Jambalaya comes from Louisiana with its historical origins rooted in Spain and France. This one-pot dish has different variations depending on who’s cooking, but generally, consists of rice, meat, and vegetables. It’s a complete meal in one pot, known for its affordable, filling, and flavorful features! Jambalaya is said to have been influenced by Paella, a Spanish rice dish, but with added influences from the French, African, & Creole cultures. Many believe its creation stems from Louisiana, though its exact creator is unknown. Through years time, jambalaya has become a staple in church fairs, weddings, family reunions, and other huge events. Over time, the recipe has evolved, and each household has its own take on this Southern classic.
There are two major variations of Jambalaya, which are:
Creole Jambalaya uses tomatoes as a base, which lends its alternative name, red jambalaya. To make this, cook onions, peppers, and celery with your chosen meat or seafood. Afterward, add tomatoes, stock, and rice to boil before being left to simmer until the rice has absorbed the stock. The result is a tomato-rich stew that infuses deep flavors from all the simmering ingredients.
The second variation is Cajun Jambalaya which does not use tomatoes in its recipe. To make this, you must first cook the meat caramelized through. Then, you add your vegetables to the same pot, followed by rice and stock — allowing it to simmer until the rice has absorbed the stock. This cooking method results in a caramel brown-colored Jambalaya and a smokier flavor as the meat was rendered and cooked until it infuses with the broth.
If you’d like to try this amazing Southern recipe, Shef Michael is a Louisiana native, born and raised in a true Cajun country. He’s been cooking since he was a child, specializing in Southern cuisine. Thanks to his cooking experience and life in the deep South, his dishes are authentic with passion & soul. His Cajun chicken and sausage Jambalaya is a local hit — packed with fresh andouille sausages, chicken, and aromatic spices for that flavorful Southern kick.
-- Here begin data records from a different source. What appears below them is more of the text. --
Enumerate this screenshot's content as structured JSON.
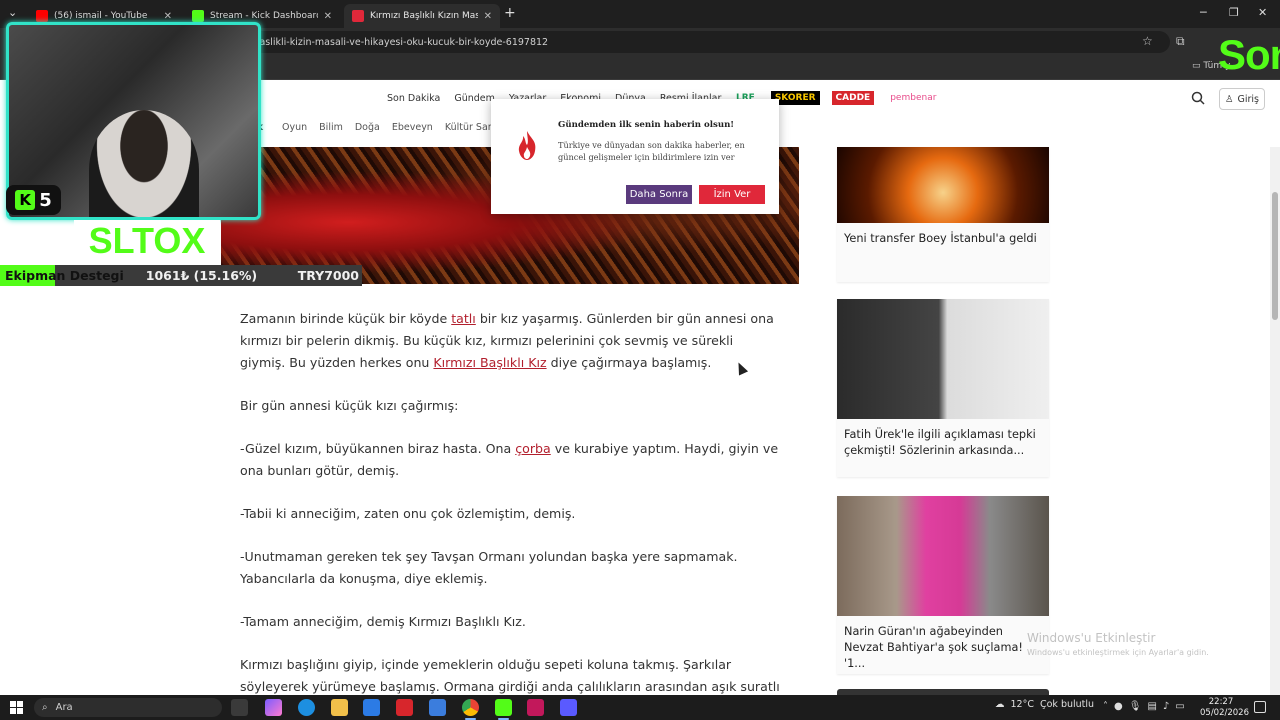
{
  "browser": {
    "tabs": [
      {
        "title": "(56) ismail - YouTube",
        "color": "#ff0000"
      },
      {
        "title": "Stream - Kick Dashboard",
        "color": "#53fc18"
      },
      {
        "title": "Kırmızı Başlıklı Kızın Masalı ve H",
        "color": "#e0283a"
      }
    ],
    "url": "-baslikli-kizin-masali-ve-hikayesi-oku-kucuk-bir-koyde-6197812",
    "bookmark": "Tüm y"
  },
  "site": {
    "nav": [
      "Son Dakika",
      "Gündem",
      "Yazarlar",
      "Ekonomi",
      "Dünya",
      "Resmi İlanlar"
    ],
    "brands": {
      "lrf": "LRF",
      "skorer": "SKORER",
      "cadde": "CADDE",
      "pembe": "pembenar"
    },
    "login": "Giriş",
    "subnav_cut": "uk",
    "subnav": [
      "Oyun",
      "Bilim",
      "Doğa",
      "Ebeveyn",
      "Kültür Sanat"
    ]
  },
  "popup": {
    "title": "Gündemden ilk senin haberin olsun!",
    "body": "Türkiye ve dünyadan son dakika haberler, en güncel gelişmeler için bildirimlere izin ver",
    "later": "Daha Sonra",
    "allow": "İzin Ver",
    "accent": "#e0283a"
  },
  "article": {
    "p1_a": "Zamanın birinde küçük bir köyde ",
    "p1_link1": "tatlı",
    "p1_b": " bir kız yaşarmış. Günlerden bir gün annesi ona kırmızı bir pelerin dikmiş. Bu küçük kız, kırmızı pelerinini çok sevmiş ve sürekli giymiş. Bu yüzden herkes onu ",
    "p1_link2": "Kırmızı Başlıklı Kız",
    "p1_c": " diye çağırmaya başlamış.",
    "p2": "Bir gün annesi küçük kızı çağırmış:",
    "p3_a": "-Güzel kızım, büyükannen biraz hasta. Ona ",
    "p3_link": "çorba",
    "p3_b": " ve kurabiye yaptım. Haydi, giyin ve ona bunları götür, demiş.",
    "p4": "-Tabii ki anneciğim, zaten onu çok özlemiştim, demiş.",
    "p5": "-Unutmaman gereken tek şey Tavşan Ormanı yolundan başka yere sapmamak. Yabancılarla da konuşma, diye eklemiş.",
    "p6": "-Tamam anneciğim, demiş Kırmızı Başlıklı Kız.",
    "p7": "Kırmızı başlığını giyip, içinde yemeklerin olduğu sepeti koluna takmış. Şarkılar söyleyerek yürümeye başlamış. Ormana girdiği anda çalılıkların arasından aşık suratlı"
  },
  "sidebar": [
    {
      "caption": "Yeni transfer Boey İstanbul'a geldi"
    },
    {
      "caption": "Fatih Ürek'le ilgili açıklaması tepki çekmişti! Sözlerinin arkasında..."
    },
    {
      "caption": "Narin Güran'ın ağabeyinden Nevzat Bahtiyar'a şok suçlama! '1..."
    }
  ],
  "stream": {
    "follower_count": "5",
    "name": "SLTOX",
    "goal_label": "Ekipman Destegi",
    "goal_amount": "1061₺",
    "goal_pct": "(15.16%)",
    "goal_progress": 0.1516,
    "goal_target": "TRY7000",
    "corner_text": "Son",
    "accent": "#53fc18"
  },
  "watermark": {
    "line1": "Windows'u Etkinleştir",
    "line2": "Windows'u etkinleştirmek için Ayarlar'a gidin."
  },
  "taskbar": {
    "search": "Ara",
    "weather": "12°C",
    "weather_desc": "Çok bulutlu",
    "time": "22:27",
    "date": "05/02/2026"
  }
}
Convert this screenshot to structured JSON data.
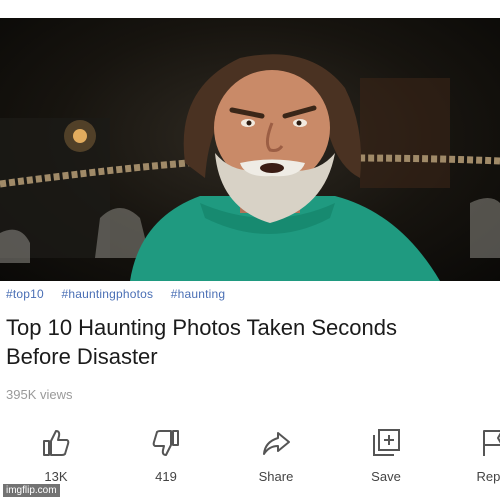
{
  "video": {
    "description_icon": "video-frame"
  },
  "hashtags": [
    "#top10",
    "#hauntingphotos",
    "#haunting"
  ],
  "title": {
    "line1": "Top 10 Haunting Photos Taken Seconds",
    "line2": "Before Disaster"
  },
  "views": "395K views",
  "actions": [
    {
      "icon": "thumbs-up-icon",
      "label": "13K"
    },
    {
      "icon": "thumbs-down-icon",
      "label": "419"
    },
    {
      "icon": "share-icon",
      "label": "Share"
    },
    {
      "icon": "save-icon",
      "label": "Save"
    },
    {
      "icon": "report-icon",
      "label": "Repo"
    }
  ],
  "watermark": "imgflip.com",
  "colors": {
    "hashtag": "#4a6fb5",
    "title": "#1b1b1b",
    "views": "#9a9a9a"
  }
}
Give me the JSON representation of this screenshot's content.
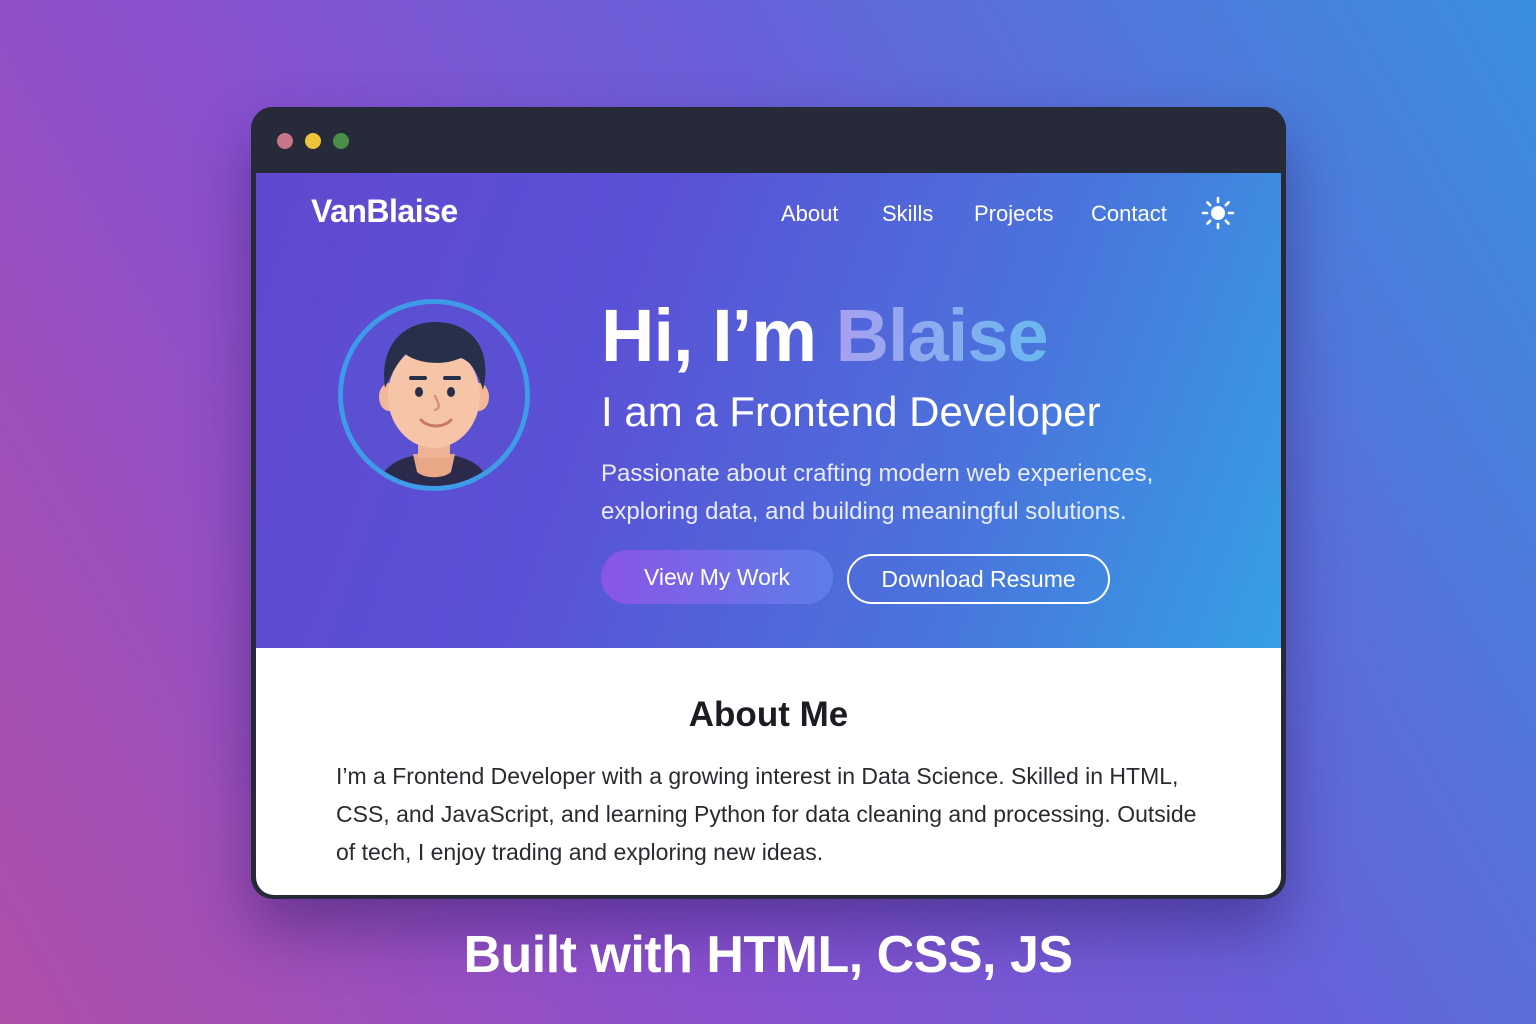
{
  "window": {
    "traffic_lights": [
      "close",
      "minimize",
      "maximize"
    ]
  },
  "site": {
    "brand": "VanBlaise",
    "nav": {
      "about": "About",
      "skills": "Skills",
      "projects": "Projects",
      "contact": "Contact",
      "theme_icon": "sun-icon"
    }
  },
  "hero": {
    "greeting": "Hi, I’m ",
    "name": "Blaise",
    "role": "I am a Frontend Developer",
    "tagline": "Passionate about crafting modern web experiences, exploring data, and building meaningful solutions.",
    "primary_button": "View My Work",
    "secondary_button": "Download Resume",
    "avatar_icon": "avatar-illustration"
  },
  "about": {
    "title": "About Me",
    "body": "I’m a Frontend Developer with a growing interest in Data Science. Skilled in HTML, CSS, and JavaScript, and learning Python for data cleaning and processing. Outside of tech, I enjoy trading and exploring new ideas."
  },
  "caption": "Built with HTML, CSS, JS",
  "colors": {
    "hero_gradient_start": "#6048cf",
    "hero_gradient_end": "#35a0e6",
    "window_frame": "#262a39",
    "accent_ring": "#3d9be8"
  }
}
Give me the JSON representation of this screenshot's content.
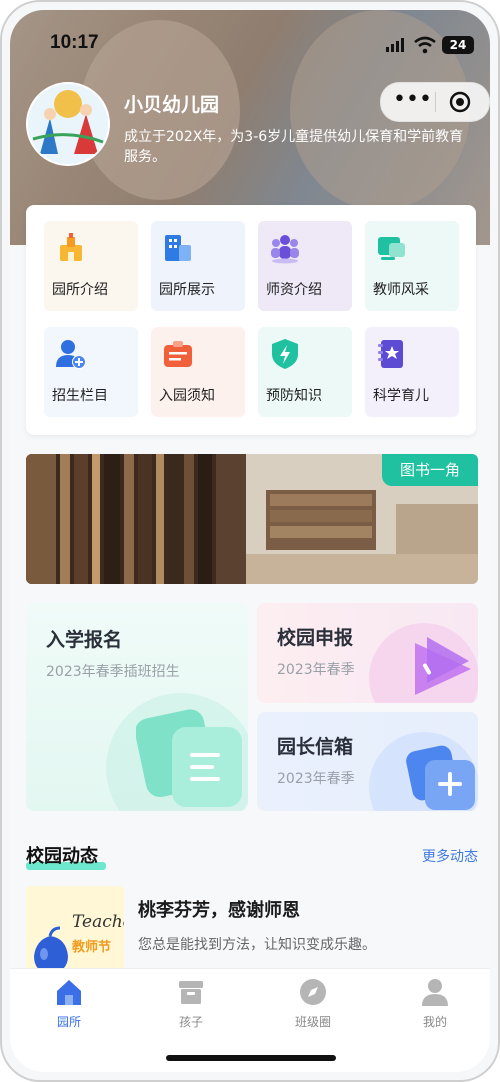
{
  "status_bar": {
    "time": "10:17",
    "battery": "24"
  },
  "header": {
    "school_name": "小贝幼儿园",
    "description": "成立于202X年，为3-6岁儿童提供幼儿保育和学前教育服务。"
  },
  "menu": {
    "items": [
      {
        "label": "园所介绍",
        "icon": "school-building-icon",
        "bg": "#fbf6ee",
        "color": "#f5a623"
      },
      {
        "label": "园所展示",
        "icon": "buildings-icon",
        "bg": "#eef3fc",
        "color": "#2f7be5"
      },
      {
        "label": "师资介绍",
        "icon": "teachers-group-icon",
        "bg": "#efe9f7",
        "color": "#6b4fd8"
      },
      {
        "label": "教师风采",
        "icon": "teacher-card-icon",
        "bg": "#edf9f6",
        "color": "#1fc1a0"
      },
      {
        "label": "招生栏目",
        "icon": "add-user-icon",
        "bg": "#eef3fc",
        "color": "#2f6fe0"
      },
      {
        "label": "入园须知",
        "icon": "notice-icon",
        "bg": "#fdf1ee",
        "color": "#f0603a"
      },
      {
        "label": "预防知识",
        "icon": "shield-lightning-icon",
        "bg": "#edf9f6",
        "color": "#1fc1a0"
      },
      {
        "label": "科学育儿",
        "icon": "star-book-icon",
        "bg": "#f3f0fb",
        "color": "#5d4bd3"
      }
    ]
  },
  "library": {
    "tag": "图书一角"
  },
  "promos": {
    "enroll": {
      "title": "入学报名",
      "subtitle": "2023年春季插班招生"
    },
    "report": {
      "title": "校园申报",
      "subtitle": "2023年春季"
    },
    "mailbox": {
      "title": "园长信箱",
      "subtitle": "2023年春季"
    }
  },
  "news": {
    "section_title": "校园动态",
    "more": "更多动态",
    "items": [
      {
        "title": "桃李芬芳，感谢师恩",
        "desc": "您总是能找到方法，让知识变成乐趣。",
        "thumb_en": "Teache",
        "thumb_cn": "教师节"
      }
    ]
  },
  "tabbar": {
    "tabs": [
      {
        "label": "园所",
        "icon": "home-icon",
        "active": true
      },
      {
        "label": "孩子",
        "icon": "box-icon",
        "active": false
      },
      {
        "label": "班级圈",
        "icon": "compass-icon",
        "active": false
      },
      {
        "label": "我的",
        "icon": "person-icon",
        "active": false
      }
    ]
  },
  "colors": {
    "accent": "#1fc1a0",
    "tab_active": "#3a6fe8",
    "more_link": "#3f7ae0"
  }
}
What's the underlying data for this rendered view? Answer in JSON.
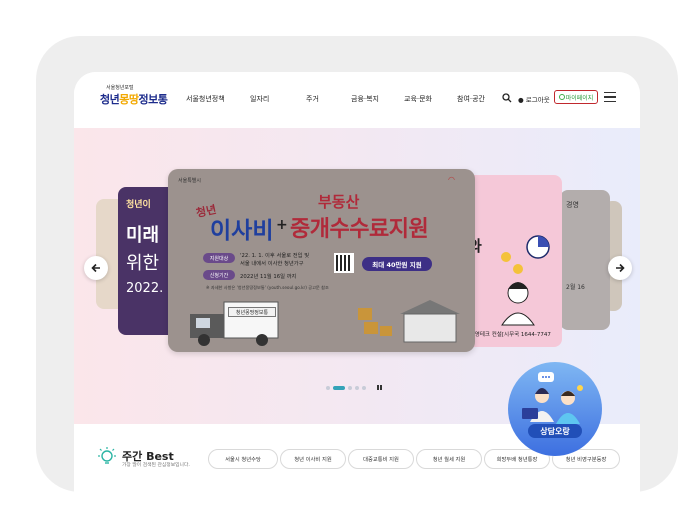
{
  "header": {
    "logo_small": "서울청년포털",
    "logo_part1": "청년",
    "logo_part2": "몽땅",
    "logo_part3": "정보통",
    "nav": [
      "서울청년정책",
      "일자리",
      "주거",
      "금융·복지",
      "교육·문화",
      "참여·공간"
    ],
    "login_label": "로그아웃",
    "mypage_label": "마이페이지"
  },
  "banner_main": {
    "agency": "서울특별시",
    "tag": "청년",
    "headline_1": "이사비",
    "plus": "+",
    "headline_top": "부동산",
    "headline_2": "중개수수료지원",
    "row1_label": "지원대상",
    "row1_text_1": "'22. 1. 1. 이후 서울로 전입 및",
    "row1_text_2": "서울 내에서 이사한 청년가구",
    "row2_label": "신청기간",
    "row2_text": "2022년 11월 16일 까지",
    "amount": "최대 40만원 지원",
    "note": "※ 자세한 사항은 '청년몽땅정보통' (youth.seoul.go.kr) 공고문 참조",
    "truck_label": "청년몽땅정보통"
  },
  "banner_left": {
    "line1": "청년이",
    "line2": "미래",
    "line3": "위한",
    "line4": "2022."
  },
  "banner_right": {
    "line1": "와",
    "line2": "을 영테크 컨설[시무국 1644-7747"
  },
  "banner_right2": {
    "line1": "경영",
    "line2": "2월 16"
  },
  "carousel": {
    "total_slides": 5,
    "active_slide": 2
  },
  "chat": {
    "label": "상담오랑"
  },
  "best": {
    "title": "주간 Best",
    "subtitle": "가장 많이 검색된 관심정보입니다.",
    "tags": [
      "서울시 청년수당",
      "청년 이사비 지원",
      "대중교통비 지원",
      "청년 월세 지원",
      "희망두배 청년통장",
      "청년 비영구분등장"
    ]
  },
  "colors": {
    "brand_blue": "#1d2c8c",
    "brand_yellow": "#f2a800",
    "mypage_border": "#c0282d",
    "active_dot": "#34a3b8",
    "chat_blue": "#214fb8"
  }
}
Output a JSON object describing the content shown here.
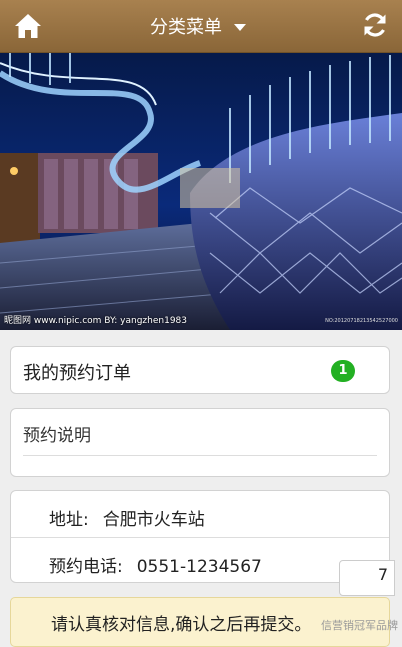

Southern Chili is a delightfully spicy stew said to have originated in Texas. In 1850, Everette Lee DeGolyer, Dallas oil executive & historian, suggested that chili was a popular campfire fare among cowboys on cattle trails and gold-seekers. There are many other theories on how chili came to be, but regardless of its origins, it became a Texas staple in the 1860s. Chili then became extremely popular all across the US, making its way west to San Francisco. Today, it’s a popular dish in many San Francisco restaurants, which many people order during the cold winters to warm the soul.
The process of making chili is quite simple. Place fresh ground beef in a large pan with garlic and onions, sweating over medium heat. Drain excess fat and add tomato sauce and your choice of aromatics. Allow it to simmer for an hour, draining occasionally to keep the chili clean & clear. Afterward, mix corn flour and water in a separate bowl, then add it to your chili, stirring until it’s reached your desired consistency. As the last step, add a can of beans and allow your chili to simmer for ten more minutes, then top it off with fresh shredded cheese & serve!
If you’re a bit short on time but have cravings to try Southern Chili in San Francisco — Shef Brittni saves the day! Home cooking is her passion, and she’s learned the Southern style of cooking from her grandmother. Her meals only use locally sourced ingredients and are seasoned with love & known to come in large portions! Shef Brittni makes an appetizing ground beef chili dish topped with a large handful of cheese and a dash of chili pepper to bring on the spice!